Plant and Soil

, Volume 360, Issue 1, pp 163–174

Litter VOCs induce changes in soil microbial biomass C and N and largely increase soil CO2 efflux

  • Dolores Asensio
  • Jorge Curiel Yuste
  • Stefania Mattana
  • Àngela Ribas
  • Joan Llusià
  • Josep Peñuelas
Regular Article

DOI: 10.1007/s11104-012-1220-9

Cite this article as:
Asensio, D., Yuste, J.C., Mattana, S. et al. Plant Soil (2012) 360: 163. doi:10.1007/s11104-012-1220-9

Abstract

Aims

We investigated the effects of volatile organic compounds (VOCs) emitted by pine litter, specifically terpenes, on soil microbial biomass carbon and nitrogen and heterotrophic soil respiration under different microclimatic scenarios of water availability and temperature.

Methods

Soil in glass jars (0.6 L headspace) was exposed to pine needle litter, avoiding any physical contact between soils and litter. Treatments were subjected to two moisture levels, control and drought (20 % and 10 % gravimetric soil water content respectively) and to different temperatures (temperature response curve from 5 °C to 45 °C).

Results

In control soils, exposure to litter was associated with a significant decrease in microbial biomass carbon and ninhydrin extractable organic nitrogen, and with a significant increase in heterotrophic respiration (up to 46 %) under optimum temperature (25 °C). Drought, on the other hand, restricted the effects of litter exposure on heterotrophic respiration but exposure to litter was associated with a significant increase in microbial biomass nitrogen. We did not detect significant overall microbial consumption of terpenes in this study.

Conclusions

These results suggest either that other VOCs not measured in the study were being consumed and/or that VOCs emissions were triggering strong changes in the composition and functioning of soil microbial communities. More studies under field conditions are needed to assess the magnitude of litter VOCs effects on carbon and nitrogen cycles.

Keywords

LitterTerpenesVOCsMicrobial biomass carbonMicrobial biomass nitrogenFast-growing microbial populationsSoil microbial respirationDroughtWarming

Copyright information

© Springer Science+Business Media B.V. 2012

Authors and Affiliations

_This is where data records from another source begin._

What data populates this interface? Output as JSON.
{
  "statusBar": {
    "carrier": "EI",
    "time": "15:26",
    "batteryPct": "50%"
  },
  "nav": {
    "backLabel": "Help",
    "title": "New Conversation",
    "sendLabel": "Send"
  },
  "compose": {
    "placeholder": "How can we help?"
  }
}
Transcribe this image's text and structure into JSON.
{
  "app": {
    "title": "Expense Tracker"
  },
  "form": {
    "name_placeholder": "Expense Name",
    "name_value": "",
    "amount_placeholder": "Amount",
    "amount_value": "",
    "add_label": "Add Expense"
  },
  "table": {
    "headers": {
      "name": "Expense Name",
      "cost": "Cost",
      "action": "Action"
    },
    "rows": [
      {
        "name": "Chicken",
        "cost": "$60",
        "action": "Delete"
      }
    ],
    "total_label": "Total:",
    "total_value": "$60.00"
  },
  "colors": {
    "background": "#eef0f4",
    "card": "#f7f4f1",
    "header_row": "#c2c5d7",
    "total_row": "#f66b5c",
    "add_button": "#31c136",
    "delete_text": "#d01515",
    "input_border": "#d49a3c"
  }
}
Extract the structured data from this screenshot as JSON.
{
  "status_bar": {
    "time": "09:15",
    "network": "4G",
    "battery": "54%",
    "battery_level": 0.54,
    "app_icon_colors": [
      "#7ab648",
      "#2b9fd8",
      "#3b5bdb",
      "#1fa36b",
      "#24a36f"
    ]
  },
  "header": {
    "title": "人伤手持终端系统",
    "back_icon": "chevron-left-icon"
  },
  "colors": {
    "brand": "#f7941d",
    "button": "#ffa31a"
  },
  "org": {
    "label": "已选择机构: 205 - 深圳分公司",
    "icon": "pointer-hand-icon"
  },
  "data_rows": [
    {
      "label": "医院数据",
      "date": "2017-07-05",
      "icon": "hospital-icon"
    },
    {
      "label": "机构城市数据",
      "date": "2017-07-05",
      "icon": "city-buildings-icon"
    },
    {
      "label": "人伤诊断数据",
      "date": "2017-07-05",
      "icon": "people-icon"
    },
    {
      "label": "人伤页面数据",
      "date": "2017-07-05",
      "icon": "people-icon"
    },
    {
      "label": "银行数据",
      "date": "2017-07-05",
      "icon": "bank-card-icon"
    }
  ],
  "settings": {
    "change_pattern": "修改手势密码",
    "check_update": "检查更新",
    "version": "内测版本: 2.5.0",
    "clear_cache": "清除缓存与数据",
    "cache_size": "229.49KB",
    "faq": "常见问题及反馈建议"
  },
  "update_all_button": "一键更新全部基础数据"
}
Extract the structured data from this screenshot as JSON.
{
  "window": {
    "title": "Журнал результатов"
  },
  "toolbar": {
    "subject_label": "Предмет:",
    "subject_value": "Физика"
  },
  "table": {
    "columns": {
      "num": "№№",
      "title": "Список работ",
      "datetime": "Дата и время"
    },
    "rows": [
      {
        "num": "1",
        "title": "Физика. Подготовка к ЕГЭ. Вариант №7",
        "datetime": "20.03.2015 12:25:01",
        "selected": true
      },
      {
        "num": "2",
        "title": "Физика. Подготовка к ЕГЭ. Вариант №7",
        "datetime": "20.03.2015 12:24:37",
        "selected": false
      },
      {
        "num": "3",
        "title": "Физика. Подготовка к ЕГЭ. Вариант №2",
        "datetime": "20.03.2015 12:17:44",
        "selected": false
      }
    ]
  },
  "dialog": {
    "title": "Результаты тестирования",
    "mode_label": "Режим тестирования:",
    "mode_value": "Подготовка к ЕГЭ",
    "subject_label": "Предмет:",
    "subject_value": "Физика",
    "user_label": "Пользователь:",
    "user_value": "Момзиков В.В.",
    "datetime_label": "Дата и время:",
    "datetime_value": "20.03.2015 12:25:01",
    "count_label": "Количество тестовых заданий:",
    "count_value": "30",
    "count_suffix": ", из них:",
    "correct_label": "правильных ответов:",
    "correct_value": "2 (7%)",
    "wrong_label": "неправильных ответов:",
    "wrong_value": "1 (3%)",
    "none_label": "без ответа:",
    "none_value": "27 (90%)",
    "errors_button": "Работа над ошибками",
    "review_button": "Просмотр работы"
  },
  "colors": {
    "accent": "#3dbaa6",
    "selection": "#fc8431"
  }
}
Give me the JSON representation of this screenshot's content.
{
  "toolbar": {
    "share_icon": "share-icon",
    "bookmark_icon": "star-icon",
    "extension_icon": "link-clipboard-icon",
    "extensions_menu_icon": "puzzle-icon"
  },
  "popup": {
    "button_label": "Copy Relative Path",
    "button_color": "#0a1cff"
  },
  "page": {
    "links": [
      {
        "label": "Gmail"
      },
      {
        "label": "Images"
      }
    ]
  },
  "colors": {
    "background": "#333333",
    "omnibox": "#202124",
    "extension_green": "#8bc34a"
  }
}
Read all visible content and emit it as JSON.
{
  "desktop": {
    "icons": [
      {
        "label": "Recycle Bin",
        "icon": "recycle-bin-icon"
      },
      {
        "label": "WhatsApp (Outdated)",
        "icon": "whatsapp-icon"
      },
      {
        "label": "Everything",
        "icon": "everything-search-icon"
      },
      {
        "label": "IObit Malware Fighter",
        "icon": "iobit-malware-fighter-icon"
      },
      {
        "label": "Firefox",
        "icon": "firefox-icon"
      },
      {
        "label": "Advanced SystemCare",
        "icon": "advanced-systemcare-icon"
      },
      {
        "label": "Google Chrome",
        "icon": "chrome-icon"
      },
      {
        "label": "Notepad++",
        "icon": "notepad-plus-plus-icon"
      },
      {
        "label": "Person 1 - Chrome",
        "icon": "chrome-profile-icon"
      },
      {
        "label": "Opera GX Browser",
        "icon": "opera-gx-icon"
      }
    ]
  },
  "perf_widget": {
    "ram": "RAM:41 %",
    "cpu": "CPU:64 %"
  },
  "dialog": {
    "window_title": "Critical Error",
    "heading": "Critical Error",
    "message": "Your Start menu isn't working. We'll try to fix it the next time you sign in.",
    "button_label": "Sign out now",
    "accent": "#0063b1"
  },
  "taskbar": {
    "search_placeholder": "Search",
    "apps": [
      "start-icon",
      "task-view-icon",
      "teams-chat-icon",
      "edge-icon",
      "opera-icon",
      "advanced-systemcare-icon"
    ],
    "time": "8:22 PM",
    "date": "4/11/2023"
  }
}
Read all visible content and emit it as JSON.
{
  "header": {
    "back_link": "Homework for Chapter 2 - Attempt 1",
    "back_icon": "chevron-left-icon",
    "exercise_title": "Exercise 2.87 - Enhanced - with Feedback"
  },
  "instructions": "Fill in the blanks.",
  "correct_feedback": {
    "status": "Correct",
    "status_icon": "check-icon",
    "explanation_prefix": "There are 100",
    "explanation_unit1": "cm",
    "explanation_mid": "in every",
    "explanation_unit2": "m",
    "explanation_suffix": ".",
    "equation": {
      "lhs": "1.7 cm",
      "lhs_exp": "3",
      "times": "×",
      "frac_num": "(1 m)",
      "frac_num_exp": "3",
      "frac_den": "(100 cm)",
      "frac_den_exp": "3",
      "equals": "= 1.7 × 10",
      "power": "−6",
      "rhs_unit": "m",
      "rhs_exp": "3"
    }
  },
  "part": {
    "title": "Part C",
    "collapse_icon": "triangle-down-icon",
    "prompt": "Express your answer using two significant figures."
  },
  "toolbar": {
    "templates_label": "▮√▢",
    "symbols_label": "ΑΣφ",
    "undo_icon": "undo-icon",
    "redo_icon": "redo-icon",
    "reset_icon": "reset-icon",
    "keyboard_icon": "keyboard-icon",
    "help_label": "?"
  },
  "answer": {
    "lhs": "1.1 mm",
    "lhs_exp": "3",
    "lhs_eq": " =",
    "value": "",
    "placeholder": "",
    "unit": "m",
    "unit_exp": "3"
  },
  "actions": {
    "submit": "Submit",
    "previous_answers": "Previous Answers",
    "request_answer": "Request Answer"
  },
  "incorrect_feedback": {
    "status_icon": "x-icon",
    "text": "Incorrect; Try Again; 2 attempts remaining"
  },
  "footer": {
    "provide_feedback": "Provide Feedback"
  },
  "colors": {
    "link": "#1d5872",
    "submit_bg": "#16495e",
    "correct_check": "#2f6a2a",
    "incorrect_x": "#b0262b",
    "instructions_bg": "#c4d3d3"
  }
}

  • Dolores Asensio
    • 1
  • Jorge Curiel Yuste
    • 2
  • Stefania Mattana
    • 1
  • Àngela Ribas
    • 1
  • Joan Llusià
    • 1
  • Josep Peñuelas
    • 1
  1. 1.Global Ecology Unit CREAF-CEAB-CSIC, Centre for Ecological Research and Forestry Applications, Edifici CUniversitat Autònoma de BarcelonaBarcelonaSpain
  2. 2.Museo Nacional de Ciencias Naturales CSICMadridSpain